══ THE INPUT
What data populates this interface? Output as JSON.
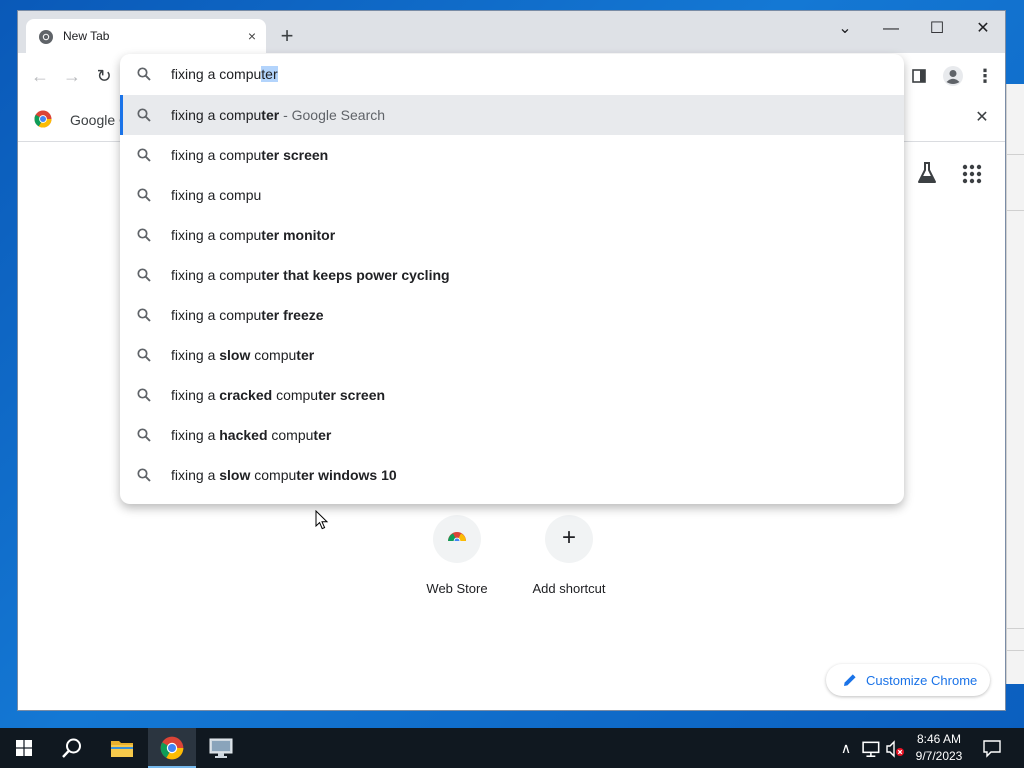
{
  "browser": {
    "tab_title": "New Tab",
    "new_tab_glyph": "+",
    "tab_close_glyph": "×",
    "window_controls": {
      "minimize": "—",
      "maximize": "☐",
      "close": "✕",
      "dropdown": "⌄"
    }
  },
  "toolbar": {
    "back_glyph": "←",
    "forward_glyph": "→",
    "reload_glyph": "↻",
    "menu_glyph": "⋮"
  },
  "omnibox": {
    "typed_prefix": "fixing a compu",
    "autocomplete_selected": "ter",
    "suggestions": [
      {
        "parts": [
          {
            "t": "fixing a compu",
            "b": false
          },
          {
            "t": "ter",
            "b": true
          }
        ],
        "desc": " - Google Search",
        "active": true
      },
      {
        "parts": [
          {
            "t": "fixing a compu",
            "b": false
          },
          {
            "t": "ter screen",
            "b": true
          }
        ]
      },
      {
        "parts": [
          {
            "t": "fixing a compu",
            "b": false
          }
        ]
      },
      {
        "parts": [
          {
            "t": "fixing a compu",
            "b": false
          },
          {
            "t": "ter monitor",
            "b": true
          }
        ]
      },
      {
        "parts": [
          {
            "t": "fixing a compu",
            "b": false
          },
          {
            "t": "ter that keeps power cycling",
            "b": true
          }
        ]
      },
      {
        "parts": [
          {
            "t": "fixing a compu",
            "b": false
          },
          {
            "t": "ter freeze",
            "b": true
          }
        ]
      },
      {
        "parts": [
          {
            "t": "fixing a ",
            "b": false
          },
          {
            "t": "slow",
            "b": true
          },
          {
            "t": " compu",
            "b": false
          },
          {
            "t": "ter",
            "b": true
          }
        ]
      },
      {
        "parts": [
          {
            "t": "fixing a ",
            "b": false
          },
          {
            "t": "cracked",
            "b": true
          },
          {
            "t": " compu",
            "b": false
          },
          {
            "t": "ter screen",
            "b": true
          }
        ]
      },
      {
        "parts": [
          {
            "t": "fixing a ",
            "b": false
          },
          {
            "t": "hacked",
            "b": true
          },
          {
            "t": " compu",
            "b": false
          },
          {
            "t": "ter",
            "b": true
          }
        ]
      },
      {
        "parts": [
          {
            "t": "fixing a ",
            "b": false
          },
          {
            "t": "slow",
            "b": true
          },
          {
            "t": " compu",
            "b": false
          },
          {
            "t": "ter windows 10",
            "b": true
          }
        ]
      }
    ]
  },
  "bookmark_bar": {
    "item_label": "Google C",
    "close_glyph": "✕"
  },
  "ntp": {
    "shortcuts": [
      {
        "label": "Web Store",
        "icon": "web-store-icon"
      },
      {
        "label": "Add shortcut",
        "icon": "plus-icon",
        "glyph": "+"
      }
    ],
    "customize_label": "Customize Chrome"
  },
  "taskbar": {
    "time": "8:46 AM",
    "date": "9/7/2023",
    "tray_up_glyph": "∧"
  },
  "colors": {
    "accent": "#1a73e8",
    "desktop": "#0a66c8",
    "taskbar": "#101820"
  }
}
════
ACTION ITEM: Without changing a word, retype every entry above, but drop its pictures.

EXERCISE ANSWER:
What data populates this interface? Output as JSON.
{
  "browser": {
    "tab_title": "New Tab",
    "new_tab_glyph": "+",
    "tab_close_glyph": "×",
    "window_controls": {
      "minimize": "—",
      "maximize": "☐",
      "close": "✕",
      "dropdown": "⌄"
    }
  },
  "toolbar": {
    "back_glyph": "←",
    "forward_glyph": "→",
    "reload_glyph": "↻",
    "menu_glyph": "⋮"
  },
  "omnibox": {
    "typed_prefix": "fixing a compu",
    "autocomplete_selected": "ter",
    "suggestions": [
      {
        "parts": [
          {
            "t": "fixing a compu",
            "b": false
          },
          {
            "t": "ter",
            "b": true
          }
        ],
        "desc": " - Google Search",
        "active": true
      },
      {
        "parts": [
          {
            "t": "fixing a compu",
            "b": false
          },
          {
            "t": "ter screen",
            "b": true
          }
        ]
      },
      {
        "parts": [
          {
            "t": "fixing a compu",
            "b": false
          }
        ]
      },
      {
        "parts": [
          {
            "t": "fixing a compu",
            "b": false
          },
          {
            "t": "ter monitor",
            "b": true
          }
        ]
      },
      {
        "parts": [
          {
            "t": "fixing a compu",
            "b": false
          },
          {
            "t": "ter that keeps power cycling",
            "b": true
          }
        ]
      },
      {
        "parts": [
          {
            "t": "fixing a compu",
            "b": false
          },
          {
            "t": "ter freeze",
            "b": true
          }
        ]
      },
      {
        "parts": [
          {
            "t": "fixing a ",
            "b": false
          },
          {
            "t": "slow",
            "b": true
          },
          {
            "t": " compu",
            "b": false
          },
          {
            "t": "ter",
            "b": true
          }
        ]
      },
      {
        "parts": [
          {
            "t": "fixing a ",
            "b": false
          },
          {
            "t": "cracked",
            "b": true
          },
          {
            "t": " compu",
            "b": false
          },
          {
            "t": "ter screen",
            "b": true
          }
        ]
      },
      {
        "parts": [
          {
            "t": "fixing a ",
            "b": false
          },
          {
            "t": "hacked",
            "b": true
          },
          {
            "t": " compu",
            "b": false
          },
          {
            "t": "ter",
            "b": true
          }
        ]
      },
      {
        "parts": [
          {
            "t": "fixing a ",
            "b": false
          },
          {
            "t": "slow",
            "b": true
          },
          {
            "t": " compu",
            "b": false
          },
          {
            "t": "ter windows 10",
            "b": true
          }
        ]
      }
    ]
  },
  "bookmark_bar": {
    "item_label": "Google C",
    "close_glyph": "✕"
  },
  "ntp": {
    "shortcuts": [
      {
        "label": "Web Store",
        "icon": "web-store-icon"
      },
      {
        "label": "Add shortcut",
        "icon": "plus-icon",
        "glyph": "+"
      }
    ],
    "customize_label": "Customize Chrome"
  },
  "taskbar": {
    "time": "8:46 AM",
    "date": "9/7/2023",
    "tray_up_glyph": "∧"
  },
  "colors": {
    "accent": "#1a73e8",
    "desktop": "#0a66c8",
    "taskbar": "#101820"
  }
}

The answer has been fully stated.